I know in the eyes of my small children, I was probably perceived as a superhero (for a very short period of time). As we grow, and if we learn from our mistakes and stay focused on the goal of living a life in Him, we move farther along the continuum of selfless living. We are encouraged by reminders, when we read Scripture, when we learn of heroic acts of others, or even when we watch an action film, one, by the way, with an important message for our time about our need to live together as if we were all members of the same tribe (from a scene during the closing credits of Black Panther.)

We read amazing stories of true heroism, a young 18 year old just last week who lost her life saving three drowning children. The father caught in a riptide saving his son. A person selflessly donating her kidney so another can live. The ability to grow as a superhero remains with us throughout our lives. Just as HaShem gave His son, and Yeshua His life for us, we remain inspired to be better each day.
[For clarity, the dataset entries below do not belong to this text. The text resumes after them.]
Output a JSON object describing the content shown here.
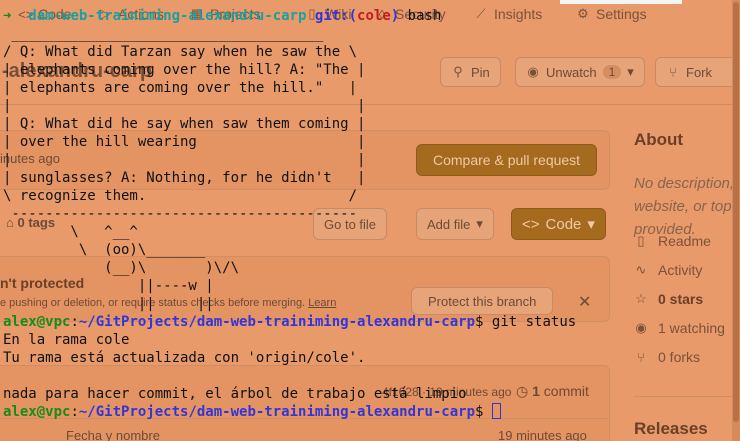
{
  "github": {
    "nav": {
      "code": "Code",
      "actions": "Actions",
      "projects": "Projects",
      "wiki": "Wiki",
      "security": "Security",
      "insights": "Insights",
      "settings": "Settings"
    },
    "repo_name_fragment": "-alexandru-carp",
    "pin_label": "Pin",
    "unwatch_label": "Unwatch",
    "unwatch_count": "1",
    "fork_label": "Fork",
    "compare_button": "Compare & pull request",
    "pushed_time": "inutes ago",
    "tags_label": "0 tags",
    "go_to_file": "Go to file",
    "add_file": "Add file",
    "code_button": "Code",
    "protect_title": "n't protected",
    "protect_text": "e pushing or deletion, or require status checks before merging.",
    "protect_learn": "Learn",
    "protect_button": "Protect this branch",
    "commit_count": "1",
    "commit_label": "commit",
    "commit_hash": "4f1628",
    "commit_time": "19 minutes ago",
    "file_header": "Fecha y nombre",
    "file_time": "19 minutes ago",
    "about": {
      "title": "About",
      "description": "No description, website, or topics provided.",
      "readme": "Readme",
      "activity": "Activity",
      "stars": "0 stars",
      "watching": "1 watching",
      "forks": "0 forks"
    },
    "releases_title": "Releases"
  },
  "terminal": {
    "prompt_user": "alex@vpc",
    "prompt_path": "~/GitProjects/dam-web-trainiming-alexandru-carp",
    "header_path": "dam-web-trainiming-alexandru-carp",
    "git_label": "git:(",
    "branch": "cole",
    "git_close": ")",
    "header_cmd": "bash",
    "fortune_lines": [
      " _____________________________________",
      "/ Q: What did Tarzan say when he saw the \\",
      "| elephants coming over the hill? A: \"The |",
      "| elephants are coming over the hill.\"   |",
      "|                                         |",
      "| Q: What did he say when saw them coming |",
      "| over the hill wearing                   |",
      "|                                         |",
      "| sunglasses? A: Nothing, for he didn't   |",
      "\\ recognize them.                        /",
      " -----------------------------------------",
      "        \\   ^__^",
      "         \\  (oo)\\_______",
      "            (__)\\       )\\/\\",
      "                ||----w |",
      "                ||     ||"
    ],
    "command": "git status",
    "output": [
      "En la rama cole",
      "Tu rama está actualizada con 'origin/cole'.",
      "",
      "nada para hacer commit, el árbol de trabajo está limpio"
    ]
  }
}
You don’t have to think big to be a superhero. Even a smile from a distance can do wonders to lift the spirit of the recipient of such unasked for love. A simple phone call. Sharing a meal. Offering a ride. A thank you note. Great starters as we reframe our daily thinking to that of loving others. As we do smaller acts of lovingkindness, others may naturally follow. You don’t have to share a kidney. Just share your heart.

A terrible tragedy to lose Chadwick Boseman, a light to the world. Yet this unanticipated loss has brought his name into many more households and shined the light of HaShem so brightly into some rather dark days. With such an amazing reminder and inspiration that good really never dies but lives on in the lives we touch, may your journey this week be filled with countless opportunities to love selflessly.

Be a superhero.

Shabbat shalom.

About the Author

Leave a Reply